● Task item:
Every line of the listing is returned unchanged, and every picture is dropped.

● Record set:
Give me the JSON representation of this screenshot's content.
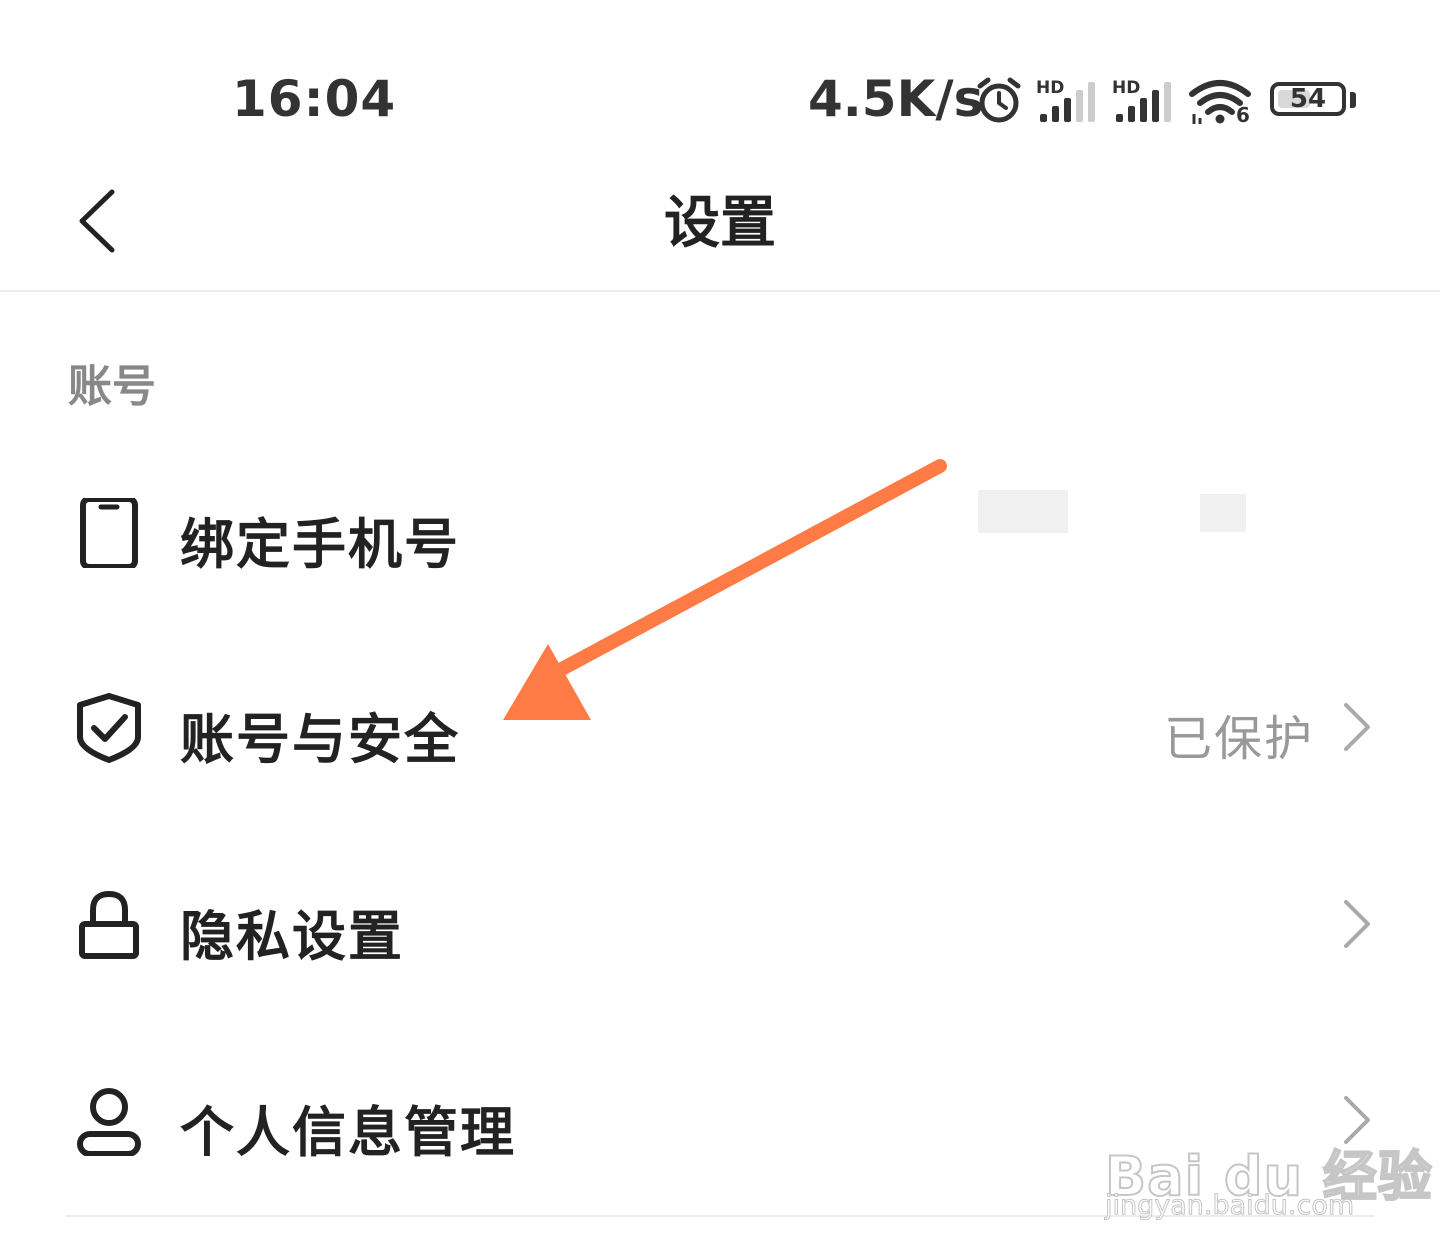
{
  "status_bar": {
    "time": "16:04",
    "net_speed": "4.5K/s",
    "sim1_label": "HD",
    "sim2_label": "HD",
    "wifi_label": "6",
    "battery_level": "54",
    "icons": [
      "alarm-icon",
      "signal-icon",
      "signal-icon",
      "wifi-icon",
      "battery-icon"
    ]
  },
  "header": {
    "back_icon": "chevron-left-icon",
    "title": "设置"
  },
  "section": {
    "title": "账号"
  },
  "items": [
    {
      "icon": "phone-icon",
      "label": "绑定手机号",
      "value": ""
    },
    {
      "icon": "shield-check-icon",
      "label": "账号与安全",
      "value": "已保护"
    },
    {
      "icon": "lock-icon",
      "label": "隐私设置",
      "value": ""
    },
    {
      "icon": "person-icon",
      "label": "个人信息管理",
      "value": ""
    }
  ],
  "annotation": {
    "color": "#FF7B45"
  },
  "watermark": {
    "brand": "Bai du 经验",
    "url": "jingyan.baidu.com"
  }
}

● Answer space:
Give me the JSON representation of this screenshot's content.
{
  "status_bar": {
    "time": "16:04",
    "net_speed": "4.5K/s",
    "sim1_label": "HD",
    "sim2_label": "HD",
    "wifi_label": "6",
    "battery_level": "54",
    "icons": [
      "alarm-icon",
      "signal-icon",
      "signal-icon",
      "wifi-icon",
      "battery-icon"
    ]
  },
  "header": {
    "back_icon": "chevron-left-icon",
    "title": "设置"
  },
  "section": {
    "title": "账号"
  },
  "items": [
    {
      "icon": "phone-icon",
      "label": "绑定手机号",
      "value": ""
    },
    {
      "icon": "shield-check-icon",
      "label": "账号与安全",
      "value": "已保护"
    },
    {
      "icon": "lock-icon",
      "label": "隐私设置",
      "value": ""
    },
    {
      "icon": "person-icon",
      "label": "个人信息管理",
      "value": ""
    }
  ],
  "annotation": {
    "color": "#FF7B45"
  },
  "watermark": {
    "brand": "Bai du 经验",
    "url": "jingyan.baidu.com"
  }
}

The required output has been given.